As with the previous courses, I have spent much longer than the suggested 6 hours, working through the course materials, then reading and contributing to the “below the line” conversations.
Big thanks to Paddy and Deakin University; big thanks to the other participants who joined the online discussions.
I have been left with so many things to think about, so much I can add to the coaching toolkit.
Top of the list, for me, was the discussion around self esteem – why it matters, how it differs from self confidence, how to help athletes to develop it.
Continue reading Coaching the Mental Game & Self Esteem — online learning from Deakin University via FutureLearn.com
As a coach, I often challenge the players I work with to analyse their own game; only very rarely have I turned the mirror back onto my own coaching behaviours.

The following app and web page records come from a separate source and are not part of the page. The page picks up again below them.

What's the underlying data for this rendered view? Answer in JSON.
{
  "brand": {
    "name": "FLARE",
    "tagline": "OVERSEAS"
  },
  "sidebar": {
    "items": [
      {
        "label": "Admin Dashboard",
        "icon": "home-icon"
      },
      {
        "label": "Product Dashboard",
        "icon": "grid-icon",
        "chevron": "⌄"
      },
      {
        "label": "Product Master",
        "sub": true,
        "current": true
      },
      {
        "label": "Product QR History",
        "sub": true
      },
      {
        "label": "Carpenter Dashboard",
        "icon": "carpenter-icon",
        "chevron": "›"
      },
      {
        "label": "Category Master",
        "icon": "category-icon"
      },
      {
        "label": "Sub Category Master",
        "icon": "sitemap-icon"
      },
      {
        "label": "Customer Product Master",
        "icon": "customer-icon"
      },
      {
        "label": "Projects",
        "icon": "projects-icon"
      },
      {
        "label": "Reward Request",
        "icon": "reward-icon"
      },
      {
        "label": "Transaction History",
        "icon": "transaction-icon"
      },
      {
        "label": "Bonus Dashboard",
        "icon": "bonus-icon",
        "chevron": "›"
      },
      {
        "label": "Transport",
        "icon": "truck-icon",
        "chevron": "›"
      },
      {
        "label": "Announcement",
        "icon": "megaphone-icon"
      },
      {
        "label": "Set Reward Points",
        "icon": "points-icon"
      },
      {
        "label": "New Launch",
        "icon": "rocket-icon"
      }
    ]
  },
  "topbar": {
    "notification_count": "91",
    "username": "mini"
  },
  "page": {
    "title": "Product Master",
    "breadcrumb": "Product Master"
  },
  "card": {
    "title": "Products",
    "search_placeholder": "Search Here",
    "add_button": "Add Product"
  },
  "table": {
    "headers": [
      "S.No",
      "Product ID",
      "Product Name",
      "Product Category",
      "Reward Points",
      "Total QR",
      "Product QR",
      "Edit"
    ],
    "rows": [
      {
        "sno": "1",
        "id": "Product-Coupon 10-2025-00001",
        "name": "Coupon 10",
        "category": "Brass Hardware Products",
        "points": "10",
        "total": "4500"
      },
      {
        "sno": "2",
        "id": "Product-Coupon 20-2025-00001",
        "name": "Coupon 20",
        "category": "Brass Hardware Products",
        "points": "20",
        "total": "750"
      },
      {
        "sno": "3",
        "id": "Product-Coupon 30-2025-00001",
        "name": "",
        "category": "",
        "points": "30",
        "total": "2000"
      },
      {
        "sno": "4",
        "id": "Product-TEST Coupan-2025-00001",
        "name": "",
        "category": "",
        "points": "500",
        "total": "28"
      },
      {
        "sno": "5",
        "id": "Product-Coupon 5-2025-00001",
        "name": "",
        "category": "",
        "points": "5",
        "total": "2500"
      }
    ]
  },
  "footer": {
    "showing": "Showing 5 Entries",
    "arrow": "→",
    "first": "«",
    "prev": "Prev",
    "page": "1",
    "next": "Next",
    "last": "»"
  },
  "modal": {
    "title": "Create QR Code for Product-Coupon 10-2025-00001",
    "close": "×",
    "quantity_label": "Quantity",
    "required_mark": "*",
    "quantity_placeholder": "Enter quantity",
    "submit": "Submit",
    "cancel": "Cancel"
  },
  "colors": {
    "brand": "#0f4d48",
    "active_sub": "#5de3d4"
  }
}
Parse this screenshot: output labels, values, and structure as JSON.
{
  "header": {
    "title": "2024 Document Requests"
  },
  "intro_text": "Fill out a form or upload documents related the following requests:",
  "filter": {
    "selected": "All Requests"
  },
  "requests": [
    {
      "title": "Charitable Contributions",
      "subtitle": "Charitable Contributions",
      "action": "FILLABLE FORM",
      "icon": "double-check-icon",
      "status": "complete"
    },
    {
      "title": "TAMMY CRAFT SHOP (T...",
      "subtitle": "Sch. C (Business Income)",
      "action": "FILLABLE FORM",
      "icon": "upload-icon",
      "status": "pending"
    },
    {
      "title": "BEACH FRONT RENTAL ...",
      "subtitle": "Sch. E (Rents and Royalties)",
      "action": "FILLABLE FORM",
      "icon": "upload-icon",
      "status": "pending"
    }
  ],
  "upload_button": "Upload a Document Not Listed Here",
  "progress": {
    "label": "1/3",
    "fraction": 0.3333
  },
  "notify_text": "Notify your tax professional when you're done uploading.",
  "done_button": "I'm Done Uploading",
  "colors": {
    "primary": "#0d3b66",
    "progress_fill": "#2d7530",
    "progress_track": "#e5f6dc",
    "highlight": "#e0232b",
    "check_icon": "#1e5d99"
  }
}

So Deakin University’s ‘Self-Aware Coach’ online course, led by Paddy Upton and Dr Sharon Pittaway and hosted by FutureLearn, was an opportunity not to be missed.
The course content was exceptional, the educators informed, candid and engaged, and so many of my fellow students contributed so much via their considered Comments.
Continue reading The Self-Aware Coach — online learning from Deakin University via FutureLearn.com
I posted a couple of weeks ago about my experience of Coaching in the Knowledge Era, an online coach education course from Deakin University delivered by Paddy Upton, on FutureLearn.com.
I have just completed the follow-up course, Player-Centred Coaching – just as thought-provoking, and I have been left with a lot of ideas to think about.
For me, there were perhaps two main takeaways from the course.
- The importance of “individual-invisible” attributes – attitudes, emotions & thoughts – in player development.
- That explicit inclusion of players with some existing knowledge of their own games in review and planning phases of the learning cycle [play-review-plan-practice- and repeat] delivers more accurate review, more relevant planning, and better player buy-in to the whole process.
But perhaps, for the young players I mostly work with, direct involvement with the planning and review phases might be asking too much, just yet.
That still left me with a challenge for my own coaching practice – what strategies can I use to help the players I work with to begin to understand and develop the positive attributes in that individual-invisible sector?
Continue reading Player-centred coaching – can it work with 7-year olds?